1) I've been friends with and a team-mate of Mike Hurdle, since 1987, when he was just an outspoken, aggressive 17 year old kid that was a little rough around the edges. (I guess he's a little older now.)
2) I'm an active duty Air Force Officer, and I have a great deal of respect for a retired Army Colonel (JimThome) that was instrumental in starting the WestPoint program.
3) I voted for both Mike and Jim in the last election. So, I'd like to think that my bias is probably a little more neutral on this topic then most of themembership.
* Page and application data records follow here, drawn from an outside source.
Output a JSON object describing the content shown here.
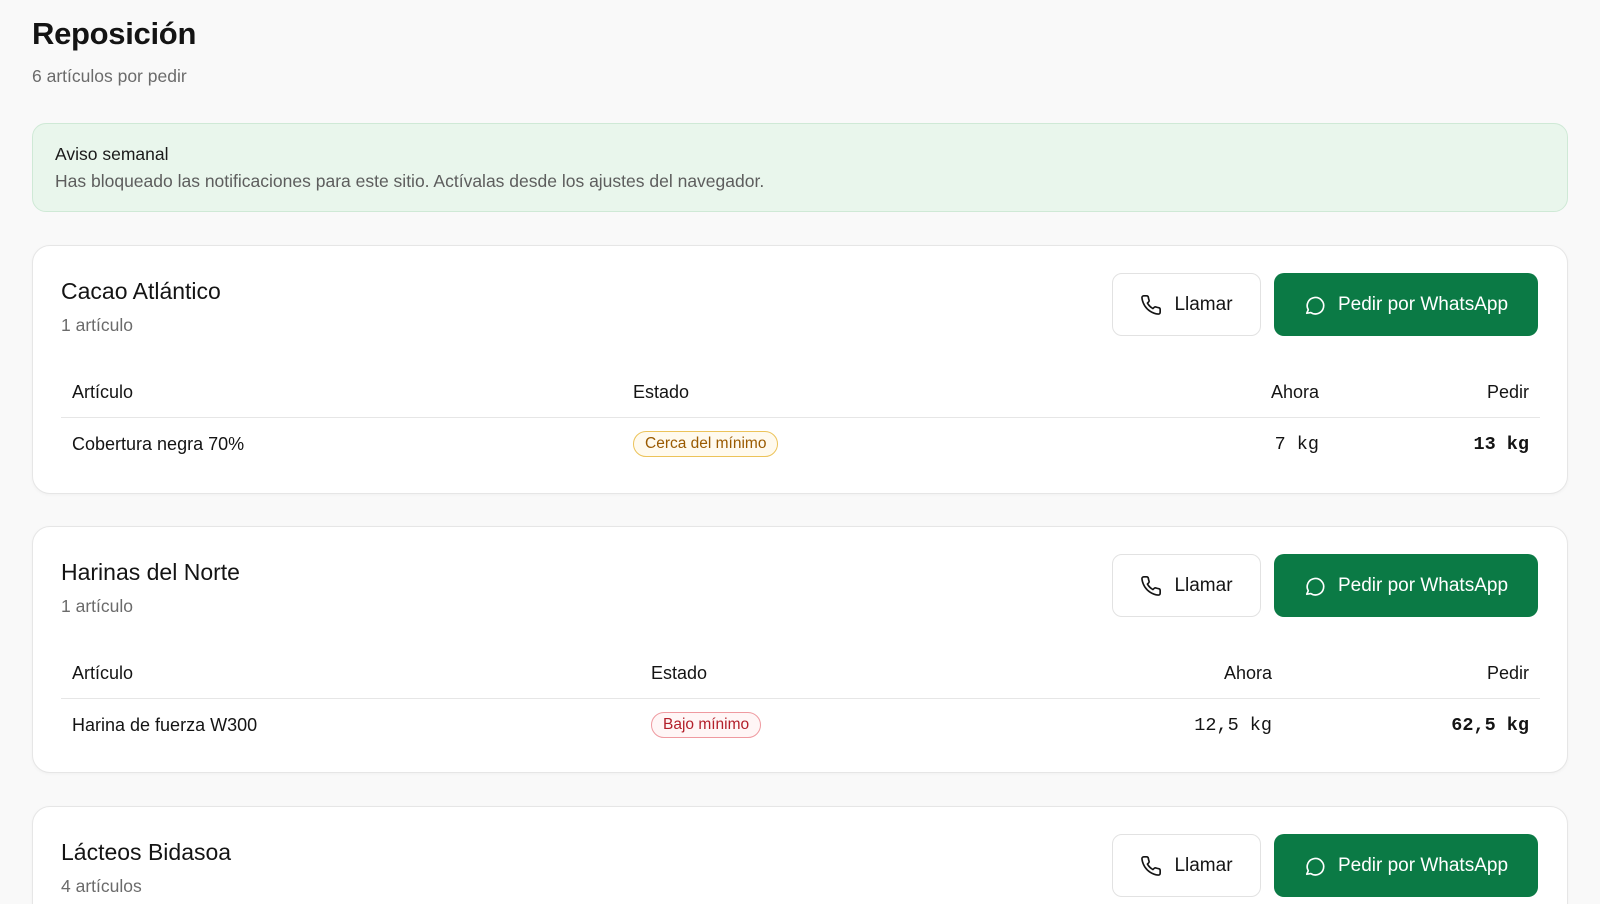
{
  "header": {
    "title": "Reposición",
    "subtitle": "6 artículos por pedir"
  },
  "notice": {
    "title": "Aviso semanal",
    "text": "Has bloqueado las notificaciones para este sitio. Actívalas desde los ajustes del navegador."
  },
  "actions": {
    "call_label": "Llamar",
    "whatsapp_label": "Pedir por WhatsApp"
  },
  "colors": {
    "accent_green": "#0b7a45",
    "notice_bg": "#e9f6ec",
    "badge_warning": "#9a5a00",
    "badge_danger": "#b3202b"
  },
  "icons": {
    "call": "phone-icon",
    "whatsapp": "chat-bubble-icon"
  },
  "suppliers": [
    {
      "name": "Cacao Atlántico",
      "count": "1 artículo",
      "columns": {
        "item": "Artículo",
        "status": "Estado",
        "now": "Ahora",
        "order": "Pedir"
      },
      "rows": [
        {
          "item": "Cobertura negra 70%",
          "status": "Cerca del mínimo",
          "status_type": "warning",
          "now": "7 kg",
          "order": "13 kg"
        }
      ]
    },
    {
      "name": "Harinas del Norte",
      "count": "1 artículo",
      "columns": {
        "item": "Artículo",
        "status": "Estado",
        "now": "Ahora",
        "order": "Pedir"
      },
      "rows": [
        {
          "item": "Harina de fuerza W300",
          "status": "Bajo mínimo",
          "status_type": "danger",
          "now": "12,5 kg",
          "order": "62,5 kg"
        }
      ]
    },
    {
      "name": "Lácteos Bidasoa",
      "count": "4 artículos"
    }
  ]
}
If you do the math on the election results, however, this was a split ticket from more of the membership than you might think.
4) I'm not a lawyer, I wasn't at the infamous meeting and I haven't spoken to anybody, so all of the information I've received is from email traffic andweb postings.
That being said here's what I think in a nutshell.
1) Are we doing the right thing procedurally?
Well, I guess a group of lawyers could decide for certain if the infamous vote was legal or not. In my opinion, the text in the current constitution forgetting a new constitution certainly hasn't beenfollowed. And if you can't waive that text with a vote then the process hasn't been followed correctly. Legal aspects aside, it also has all the "appearances" of a segment of the board sneaking something past the rest. The key word here is "appearance". Justbecause something looks that way, doesn't necessarily mean that it's true. Regardless, appearances can be just as damaging as reality and Board Membersshouldn't be surprised like that.
2) What will arguing about the procedures accomplish?
The only thing following a strict interpretation of the process will accomplish, will be to delay the process. If it doesn't matter how long it takes for us to develop a new constitution then a delay shouldn't concern us too much. I think the President's letter presents a pretty good case, however, for USA Handball to be proactive and I just don't see any real harm with moving forward. Everybody still gets a chance to review the document and make suggestions so why not waive the 21 day requirement? It's been highlighted by some that the Board and the Executive Committee should see it first. I don't think our current constitution requires that, but if the $3,000 Club (i.e., the Board of Directors) wanted to add a short window for their review, I don't think it would hurt anything as long as it was done quickly. That USOC letter gets my attention though, so let's don't waste too much time.
3) Is the new constitution a good thing?
I saw some hint in the email traffic that this was a power grab by the current President. Well, the constitution is now on the website, so opinions can now be substantiated. When I compare it to the letter from the USOC to the constitution, it appears to do a pretty good job of following the USOC's instructions. I won't go through all the details, but I will highlight one remarkable aspect. It calls for an immediate Board of Director's election after approval of the Constitution. In other words, the current President, who under the current constitution is in a safe seat for four years is now open to immediate ouster. I would not call that a power grab!
In fact, one could argue based on the results of the run-off election for VP, that the President will be out of a job shortly. The logic being that many people didn't bother to vote in the first election and were shocked at Mike's election to President. The membership then got energized and made sure that their vote in the VP run-off counted. Theoretically, this membership segment will come out and vote again and take back their federation.
Bottom Line: Let's move on, provide our comments to the new constitution, approve it, and then vote for who we think can best lead USA Team Handball in the years to come.